by André Meloni Nassar, Cinthia Cabral da Costa and Luciane Chiodi
This paper examines how the draft agriculture agreement currently under negotiation at the World Trade Organisation (WTO) would affect Brazil. It analyses how provisions on market access, domestic support and export competition would affect Brazil, looking at the implications of the proposed disciplines for current policy. It is part of a series that includes the EU, US, Japan, China, India, Brazil, Mauritius and Burkina Faso (in English, in French).
Brazil is recognized today as one of the most important countries in the Doha Development Round (DDR) negotiations.

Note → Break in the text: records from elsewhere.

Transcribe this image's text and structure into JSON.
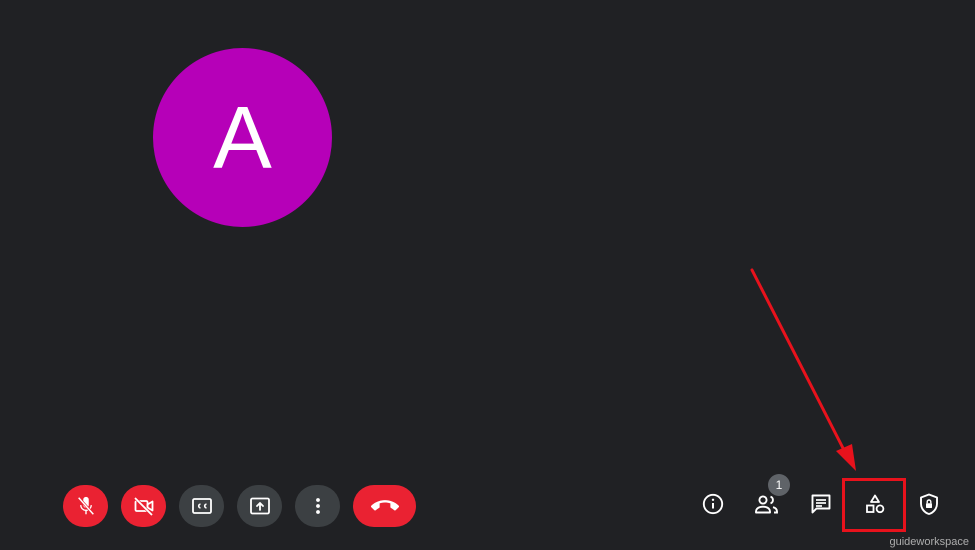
{
  "participant": {
    "initial": "A",
    "avatar_color": "#b600b8"
  },
  "controls": {
    "mic": {
      "icon": "mic-off-icon",
      "state": "muted"
    },
    "camera": {
      "icon": "camera-off-icon",
      "state": "off"
    },
    "captions": {
      "icon": "captions-icon",
      "label": "CC"
    },
    "present": {
      "icon": "present-screen-icon"
    },
    "more": {
      "icon": "more-vert-icon"
    },
    "leave": {
      "icon": "end-call-icon"
    }
  },
  "side_controls": {
    "info": {
      "icon": "info-icon"
    },
    "people": {
      "icon": "people-icon",
      "count": "1"
    },
    "chat": {
      "icon": "chat-icon"
    },
    "activities": {
      "icon": "activities-icon",
      "highlighted": true
    },
    "host_controls": {
      "icon": "shield-lock-icon"
    }
  },
  "annotation": {
    "color": "#e8121c"
  },
  "watermark": "guideworkspace",
  "colors": {
    "background": "#202124",
    "danger": "#ea2232",
    "button_grey": "#3c4043",
    "badge_grey": "#5f6368"
  }
}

Not merely is it one of the leaders of the G-20, one of the most influential negotiating coalitions, it has also been taking part in all spheres of the Doha Round negotiations, both formal and informal. Although this paper will also examine the likely impact of the Doha Round on Brazilian domestic support levels and tariffs, Brazil’s position in all three pillars of the Doha Round agricultural negotiations - domestic support, market access and export competition - is offensive1. Brazil is one of the world’s largest agricultural producers and exporters and aims to reduce protection levels in order to be able to expand its agricultural export potential.
With the end of the bottom-up approach, in which the WTO (World Trade Organization) Members defined the parameters for agricultural modalities, the top-down approach, based on documents prepared by the chair of the Special Session of the Committee on Agriculture, has prevailed in negotiations. Based on the last version of the agricultural modalities document of July 10th 2008 (referred to in this document as the Draft Modalities), this paper seeks to:
(i) Evaluate the implications of commitments set forth in the modalities on domestic support and market access for Brazil’s agricultural sector: in other words, how do the proposed disciplines affect applied levels of domestic support and tariffs?
(ii) Discuss whether Brazil’s offensive interests will be satisfied. Are the disciplines proposed for export competition, domestic support and market access for Brazil’s agriculture sector likely to create trade opportunities for Brazilian agribusiness exporters? As most of the parameters for the three pillars are already well defined in the last Draft Modalities, this paper provides a critical analysis of the level of ambition within the document.
Please click here for the press release on this study.
One response to “Implications for Brazil of the July 2008 Draft Agricultural Modalities”
Add a comment
Enter your details and a comment below, then click Submit Comment. We’ll review and publish the best comments.